(Dataset rows describing interfaces)
------------
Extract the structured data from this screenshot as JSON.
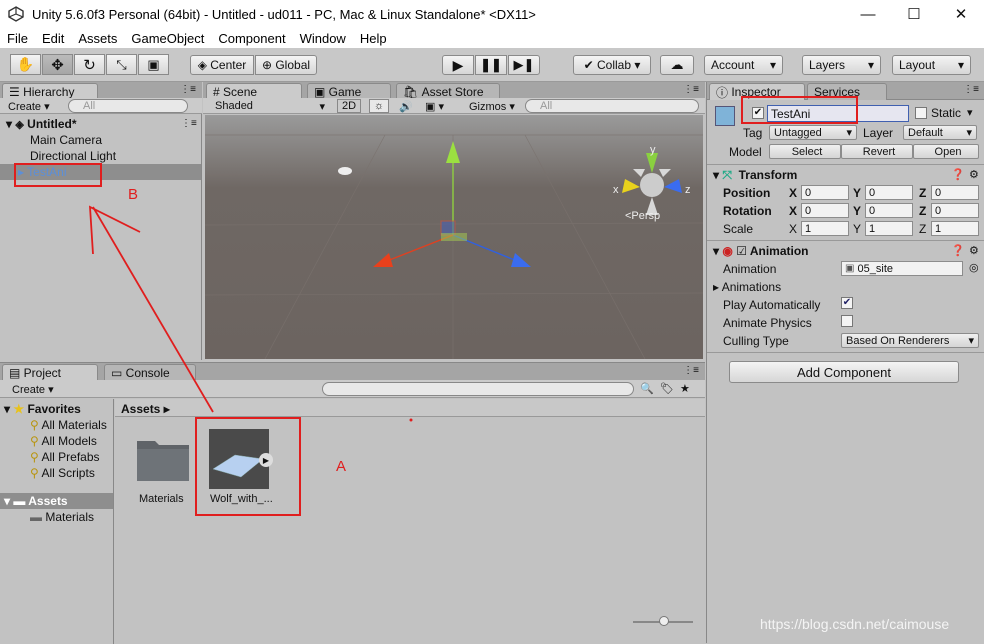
{
  "window": {
    "title": "Unity 5.6.0f3 Personal (64bit) - Untitled - ud011 - PC, Mac & Linux Standalone* <DX11>",
    "min": "—",
    "max": "☐",
    "close": "✕"
  },
  "menu": [
    "File",
    "Edit",
    "Assets",
    "GameObject",
    "Component",
    "Window",
    "Help"
  ],
  "toolbar": {
    "center": "Center",
    "global": "Global",
    "collab": "Collab ▾",
    "account": "Account",
    "layers": "Layers",
    "layout": "Layout"
  },
  "hierarchy": {
    "tab": "Hierarchy",
    "create": "Create ▾",
    "search_placeholder": "All",
    "scene": "Untitled*",
    "items": [
      "Main Camera",
      "Directional Light",
      "TestAni"
    ]
  },
  "scene": {
    "tabs": [
      "Scene",
      "Game",
      "Asset Store"
    ],
    "shaded": "Shaded",
    "mode2d": "2D",
    "gizmos": "Gizmos ▾",
    "search_placeholder": "All",
    "persp": "<Persp",
    "axis_y": "y",
    "axis_x": "x",
    "axis_z": "z"
  },
  "project": {
    "tabs": [
      "Project",
      "Console"
    ],
    "create": "Create ▾",
    "favorites": "Favorites",
    "fav_items": [
      "All Materials",
      "All Models",
      "All Prefabs",
      "All Scripts"
    ],
    "assets": "Assets",
    "asset_folders": [
      "Materials"
    ],
    "breadcrumb": "Assets",
    "grid": [
      "Materials",
      "Wolf_with_..."
    ]
  },
  "inspector": {
    "tabs": [
      "Inspector",
      "Services"
    ],
    "name": "TestAni",
    "static": "Static",
    "tag_label": "Tag",
    "tag": "Untagged",
    "layer_label": "Layer",
    "layer": "Default",
    "model_label": "Model",
    "model_btns": [
      "Select",
      "Revert",
      "Open"
    ],
    "transform": {
      "title": "Transform",
      "rows": [
        {
          "label": "Position",
          "x": "0",
          "y": "0",
          "z": "0"
        },
        {
          "label": "Rotation",
          "x": "0",
          "y": "0",
          "z": "0"
        },
        {
          "label": "Scale",
          "x": "1",
          "y": "1",
          "z": "1"
        }
      ]
    },
    "animation": {
      "title": "Animation",
      "fields": {
        "animation_label": "Animation",
        "animation_value": "05_site",
        "animations_label": "Animations",
        "play_label": "Play Automatically",
        "physics_label": "Animate Physics",
        "culling_label": "Culling Type",
        "culling_value": "Based On Renderers"
      }
    },
    "add_component": "Add Component"
  },
  "annotations": {
    "a": "A",
    "b": "B"
  },
  "watermark": "https://blog.csdn.net/caimouse",
  "colors": {
    "annotation": "#e01e1e",
    "scene_bg": "#6e6663",
    "selected": "#8a8a8a"
  }
}
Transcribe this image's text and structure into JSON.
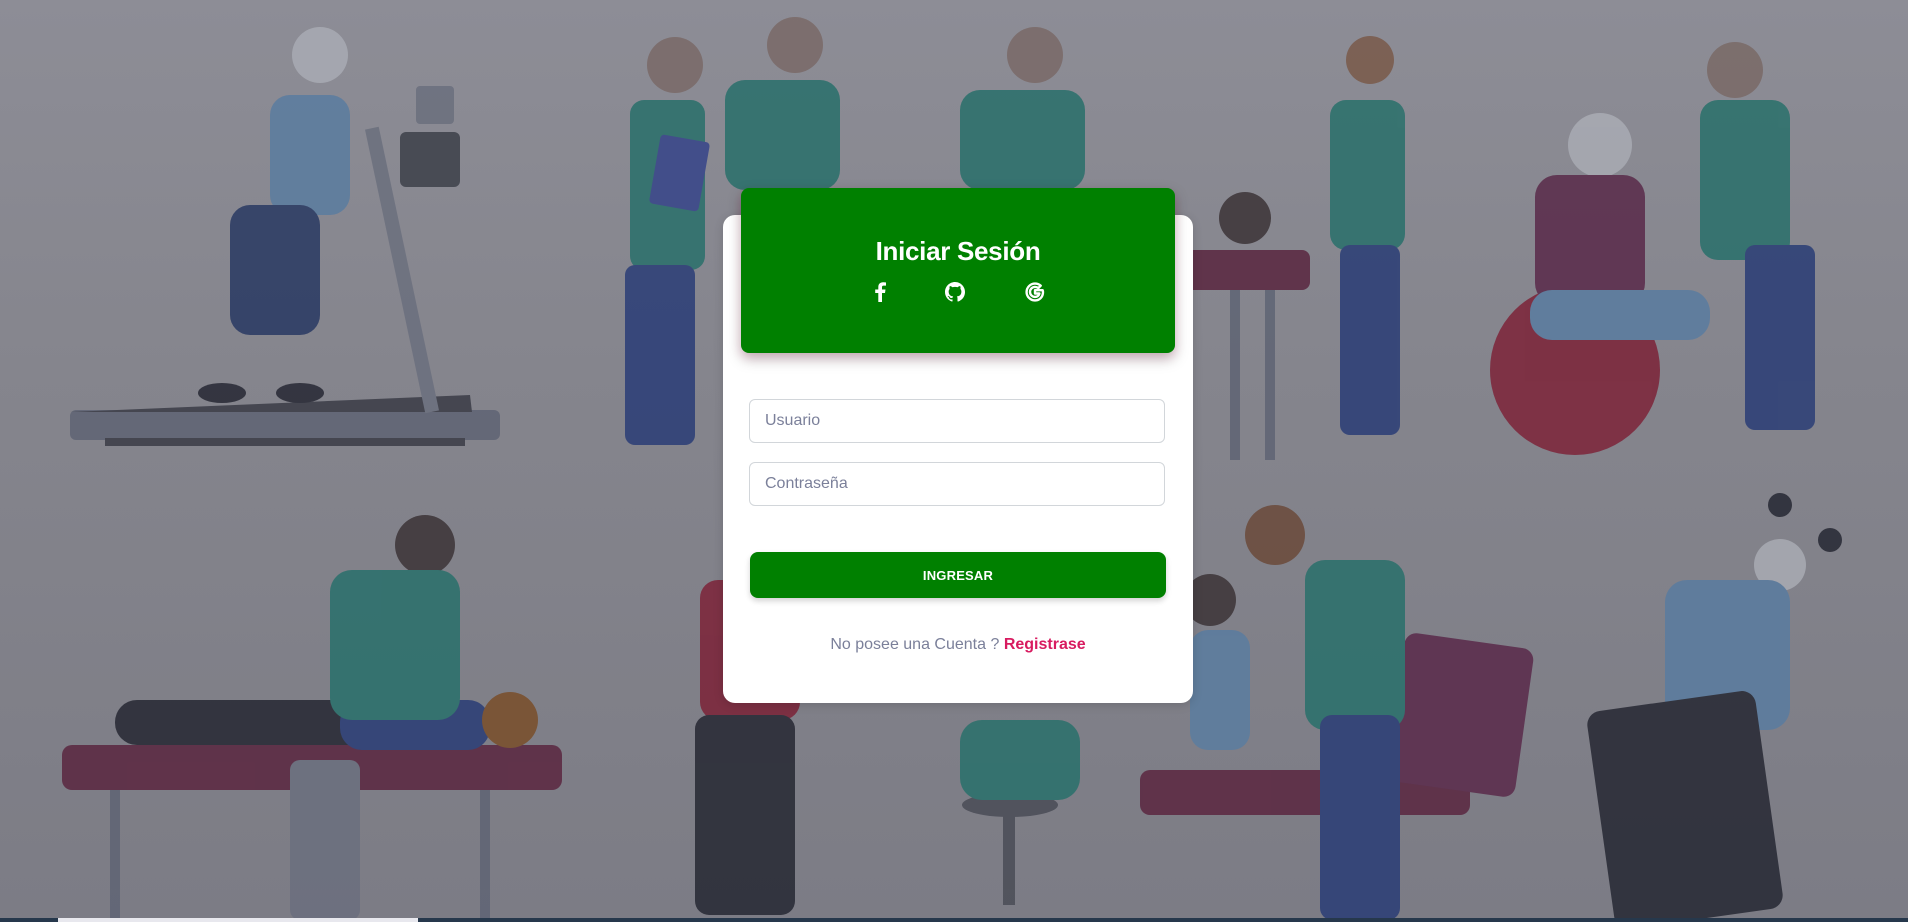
{
  "login": {
    "title": "Iniciar Sesión",
    "social": [
      {
        "name": "facebook",
        "icon": "facebook-icon"
      },
      {
        "name": "github",
        "icon": "github-icon"
      },
      {
        "name": "google",
        "icon": "google-icon"
      }
    ],
    "username": {
      "placeholder": "Usuario",
      "value": ""
    },
    "password": {
      "placeholder": "Contraseña",
      "value": ""
    },
    "submit_label": "INGRESAR",
    "register_prompt": "No posee una Cuenta ?",
    "register_link": "Registrase"
  },
  "colors": {
    "primary_green": "#008000",
    "link_pink": "#d81b60",
    "background_overlay": "#85858d"
  }
}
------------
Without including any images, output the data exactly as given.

— ANSWER —
Extract the structured data from this screenshot as JSON.
{
  "window": {
    "title": "Unity 5.6.0f3 Personal (64bit) - Untitled - ud011 - PC, Mac & Linux Standalone* <DX11>",
    "min": "—",
    "max": "☐",
    "close": "✕"
  },
  "menu": [
    "File",
    "Edit",
    "Assets",
    "GameObject",
    "Component",
    "Window",
    "Help"
  ],
  "toolbar": {
    "center": "Center",
    "global": "Global",
    "collab": "Collab ▾",
    "account": "Account",
    "layers": "Layers",
    "layout": "Layout"
  },
  "hierarchy": {
    "tab": "Hierarchy",
    "create": "Create ▾",
    "search_placeholder": "All",
    "scene": "Untitled*",
    "items": [
      "Main Camera",
      "Directional Light",
      "TestAni"
    ]
  },
  "scene": {
    "tabs": [
      "Scene",
      "Game",
      "Asset Store"
    ],
    "shaded": "Shaded",
    "mode2d": "2D",
    "gizmos": "Gizmos ▾",
    "search_placeholder": "All",
    "persp": "<Persp",
    "axis_y": "y",
    "axis_x": "x",
    "axis_z": "z"
  },
  "project": {
    "tabs": [
      "Project",
      "Console"
    ],
    "create": "Create ▾",
    "favorites": "Favorites",
    "fav_items": [
      "All Materials",
      "All Models",
      "All Prefabs",
      "All Scripts"
    ],
    "assets": "Assets",
    "asset_folders": [
      "Materials"
    ],
    "breadcrumb": "Assets",
    "grid": [
      "Materials",
      "Wolf_with_..."
    ]
  },
  "inspector": {
    "tabs": [
      "Inspector",
      "Services"
    ],
    "name": "TestAni",
    "static": "Static",
    "tag_label": "Tag",
    "tag": "Untagged",
    "layer_label": "Layer",
    "layer": "Default",
    "model_label": "Model",
    "model_btns": [
      "Select",
      "Revert",
      "Open"
    ],
    "transform": {
      "title": "Transform",
      "rows": [
        {
          "label": "Position",
          "x": "0",
          "y": "0",
          "z": "0"
        },
        {
          "label": "Rotation",
          "x": "0",
          "y": "0",
          "z": "0"
        },
        {
          "label": "Scale",
          "x": "1",
          "y": "1",
          "z": "1"
        }
      ]
    },
    "animation": {
      "title": "Animation",
      "fields": {
        "animation_label": "Animation",
        "animation_value": "05_site",
        "animations_label": "Animations",
        "play_label": "Play Automatically",
        "physics_label": "Animate Physics",
        "culling_label": "Culling Type",
        "culling_value": "Based On Renderers"
      }
    },
    "add_component": "Add Component"
  },
  "annotations": {
    "a": "A",
    "b": "B"
  },
  "watermark": "https://blog.csdn.net/caimouse",
  "colors": {
    "annotation": "#e01e1e",
    "scene_bg": "#6e6663",
    "selected": "#8a8a8a"
  }
}
Transcribe this image's text and structure into JSON.
{
  "login": {
    "title": "Iniciar Sesión",
    "social": [
      {
        "name": "facebook",
        "icon": "facebook-icon"
      },
      {
        "name": "github",
        "icon": "github-icon"
      },
      {
        "name": "google",
        "icon": "google-icon"
      }
    ],
    "username": {
      "placeholder": "Usuario",
      "value": ""
    },
    "password": {
      "placeholder": "Contraseña",
      "value": ""
    },
    "submit_label": "INGRESAR",
    "register_prompt": "No posee una Cuenta ?",
    "register_link": "Registrase"
  },
  "colors": {
    "primary_green": "#008000",
    "link_pink": "#d81b60",
    "background_overlay": "#85858d"
  }
}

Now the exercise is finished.